Description of the task - In how many lines of the data below does the word "Παιδείας" appear? Reply with the number and nothing more.

[[ Dataset extract open ]]

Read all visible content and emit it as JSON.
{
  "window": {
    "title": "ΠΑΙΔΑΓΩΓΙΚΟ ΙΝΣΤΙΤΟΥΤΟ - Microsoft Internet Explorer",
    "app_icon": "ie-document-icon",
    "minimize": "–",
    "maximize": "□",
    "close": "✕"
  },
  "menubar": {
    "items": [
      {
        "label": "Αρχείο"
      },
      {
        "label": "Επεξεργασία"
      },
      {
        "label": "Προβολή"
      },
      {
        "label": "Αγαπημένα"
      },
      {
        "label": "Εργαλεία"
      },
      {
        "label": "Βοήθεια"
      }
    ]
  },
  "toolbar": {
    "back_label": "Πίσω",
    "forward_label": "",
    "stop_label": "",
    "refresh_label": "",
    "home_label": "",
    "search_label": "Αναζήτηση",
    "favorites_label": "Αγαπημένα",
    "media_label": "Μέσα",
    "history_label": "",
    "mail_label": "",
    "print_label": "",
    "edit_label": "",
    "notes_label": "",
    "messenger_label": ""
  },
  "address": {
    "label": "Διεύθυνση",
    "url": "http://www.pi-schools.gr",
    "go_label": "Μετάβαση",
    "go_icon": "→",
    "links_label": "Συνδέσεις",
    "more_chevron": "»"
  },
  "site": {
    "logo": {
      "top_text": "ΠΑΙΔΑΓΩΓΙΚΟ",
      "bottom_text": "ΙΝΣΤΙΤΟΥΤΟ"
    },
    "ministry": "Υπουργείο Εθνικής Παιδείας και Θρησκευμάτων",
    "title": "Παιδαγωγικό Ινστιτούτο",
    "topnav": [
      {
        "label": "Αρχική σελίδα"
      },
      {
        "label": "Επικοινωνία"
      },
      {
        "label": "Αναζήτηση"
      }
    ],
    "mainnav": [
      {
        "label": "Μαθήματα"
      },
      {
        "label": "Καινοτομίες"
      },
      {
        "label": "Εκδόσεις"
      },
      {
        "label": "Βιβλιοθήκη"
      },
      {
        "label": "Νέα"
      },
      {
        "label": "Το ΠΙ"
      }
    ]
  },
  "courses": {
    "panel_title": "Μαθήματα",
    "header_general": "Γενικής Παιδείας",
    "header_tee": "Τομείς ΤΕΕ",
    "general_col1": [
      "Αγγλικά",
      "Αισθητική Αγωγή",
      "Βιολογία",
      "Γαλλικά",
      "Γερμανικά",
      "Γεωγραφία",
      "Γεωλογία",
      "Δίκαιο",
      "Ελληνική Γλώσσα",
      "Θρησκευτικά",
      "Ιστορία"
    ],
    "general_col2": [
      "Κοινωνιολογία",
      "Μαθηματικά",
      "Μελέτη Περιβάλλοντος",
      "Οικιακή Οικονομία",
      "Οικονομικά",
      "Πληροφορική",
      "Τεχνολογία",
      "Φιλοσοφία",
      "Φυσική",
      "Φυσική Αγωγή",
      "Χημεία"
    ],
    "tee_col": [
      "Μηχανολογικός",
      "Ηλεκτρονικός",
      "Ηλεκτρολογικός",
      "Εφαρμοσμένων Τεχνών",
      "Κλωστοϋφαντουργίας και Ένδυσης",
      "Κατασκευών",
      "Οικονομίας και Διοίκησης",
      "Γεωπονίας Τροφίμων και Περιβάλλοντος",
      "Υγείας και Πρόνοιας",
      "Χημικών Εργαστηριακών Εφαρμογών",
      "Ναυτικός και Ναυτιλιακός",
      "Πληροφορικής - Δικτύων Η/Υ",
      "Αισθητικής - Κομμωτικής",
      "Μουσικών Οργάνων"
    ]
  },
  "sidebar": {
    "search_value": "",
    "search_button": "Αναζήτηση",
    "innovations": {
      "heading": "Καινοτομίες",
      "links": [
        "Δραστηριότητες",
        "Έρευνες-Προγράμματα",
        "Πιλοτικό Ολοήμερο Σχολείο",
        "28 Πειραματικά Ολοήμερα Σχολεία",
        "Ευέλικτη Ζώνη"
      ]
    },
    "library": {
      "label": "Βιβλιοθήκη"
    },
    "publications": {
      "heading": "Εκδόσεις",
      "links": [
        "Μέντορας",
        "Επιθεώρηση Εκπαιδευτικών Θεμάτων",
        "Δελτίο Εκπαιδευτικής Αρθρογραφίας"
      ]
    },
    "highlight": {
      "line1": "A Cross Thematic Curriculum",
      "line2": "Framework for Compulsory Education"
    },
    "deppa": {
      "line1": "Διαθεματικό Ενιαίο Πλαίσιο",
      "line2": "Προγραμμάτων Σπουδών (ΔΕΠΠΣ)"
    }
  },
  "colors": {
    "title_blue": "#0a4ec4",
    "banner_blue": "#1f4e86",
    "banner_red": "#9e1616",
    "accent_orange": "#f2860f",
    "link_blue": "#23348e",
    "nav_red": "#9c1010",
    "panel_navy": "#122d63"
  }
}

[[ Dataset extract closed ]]

Task result - 2